Excerpts from an interface dataset:

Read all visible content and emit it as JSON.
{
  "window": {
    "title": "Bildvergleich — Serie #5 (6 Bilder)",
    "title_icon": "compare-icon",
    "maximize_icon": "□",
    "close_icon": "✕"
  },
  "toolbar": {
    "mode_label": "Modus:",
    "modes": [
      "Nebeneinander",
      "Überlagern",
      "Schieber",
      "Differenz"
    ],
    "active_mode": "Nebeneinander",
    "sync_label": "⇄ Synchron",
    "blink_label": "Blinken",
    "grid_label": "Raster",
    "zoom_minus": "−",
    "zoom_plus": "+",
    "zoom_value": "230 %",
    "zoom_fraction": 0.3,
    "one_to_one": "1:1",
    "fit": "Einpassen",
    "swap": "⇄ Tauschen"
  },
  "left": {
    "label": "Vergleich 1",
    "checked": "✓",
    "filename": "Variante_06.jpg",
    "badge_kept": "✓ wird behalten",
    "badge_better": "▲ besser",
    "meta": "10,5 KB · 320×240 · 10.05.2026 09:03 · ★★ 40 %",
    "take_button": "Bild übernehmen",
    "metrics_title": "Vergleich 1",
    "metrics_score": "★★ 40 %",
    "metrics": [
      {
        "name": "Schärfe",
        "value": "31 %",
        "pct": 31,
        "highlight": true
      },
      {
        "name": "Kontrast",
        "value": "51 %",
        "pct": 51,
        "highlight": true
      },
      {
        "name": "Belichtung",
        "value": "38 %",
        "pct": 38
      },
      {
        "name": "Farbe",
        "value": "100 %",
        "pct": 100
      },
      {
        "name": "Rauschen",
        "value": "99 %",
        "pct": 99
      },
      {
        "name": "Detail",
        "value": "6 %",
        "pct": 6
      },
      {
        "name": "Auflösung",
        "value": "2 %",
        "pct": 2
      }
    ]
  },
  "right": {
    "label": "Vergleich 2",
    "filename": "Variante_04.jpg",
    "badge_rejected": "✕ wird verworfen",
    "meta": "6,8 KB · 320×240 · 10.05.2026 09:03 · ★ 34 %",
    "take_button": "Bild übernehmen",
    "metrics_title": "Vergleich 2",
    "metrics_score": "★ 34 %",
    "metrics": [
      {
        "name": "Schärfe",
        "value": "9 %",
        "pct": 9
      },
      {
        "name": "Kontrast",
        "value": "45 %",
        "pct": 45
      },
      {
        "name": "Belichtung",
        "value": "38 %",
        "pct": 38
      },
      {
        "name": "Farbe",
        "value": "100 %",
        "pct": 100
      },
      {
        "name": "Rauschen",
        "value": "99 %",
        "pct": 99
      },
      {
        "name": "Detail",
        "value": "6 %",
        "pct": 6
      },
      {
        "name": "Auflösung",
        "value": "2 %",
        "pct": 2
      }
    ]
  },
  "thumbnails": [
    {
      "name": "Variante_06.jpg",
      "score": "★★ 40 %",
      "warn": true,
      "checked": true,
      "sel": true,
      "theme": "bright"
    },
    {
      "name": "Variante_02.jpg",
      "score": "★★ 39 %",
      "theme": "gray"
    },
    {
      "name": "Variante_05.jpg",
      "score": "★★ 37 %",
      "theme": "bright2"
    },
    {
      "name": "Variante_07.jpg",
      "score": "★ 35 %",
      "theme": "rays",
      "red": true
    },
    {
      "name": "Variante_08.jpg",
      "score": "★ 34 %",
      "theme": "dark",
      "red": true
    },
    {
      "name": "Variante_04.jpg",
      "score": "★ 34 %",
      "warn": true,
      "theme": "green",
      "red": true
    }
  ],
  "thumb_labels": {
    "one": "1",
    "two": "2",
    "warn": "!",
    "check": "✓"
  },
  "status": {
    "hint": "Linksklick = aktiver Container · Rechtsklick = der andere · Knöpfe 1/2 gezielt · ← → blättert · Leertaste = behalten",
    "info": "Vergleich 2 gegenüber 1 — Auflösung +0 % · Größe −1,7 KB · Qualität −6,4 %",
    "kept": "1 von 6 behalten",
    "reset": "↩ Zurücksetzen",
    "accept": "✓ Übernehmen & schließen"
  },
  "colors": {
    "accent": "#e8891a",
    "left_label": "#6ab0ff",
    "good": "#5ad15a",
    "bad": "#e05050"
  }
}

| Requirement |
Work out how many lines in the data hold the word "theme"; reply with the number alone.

| Written answer |
6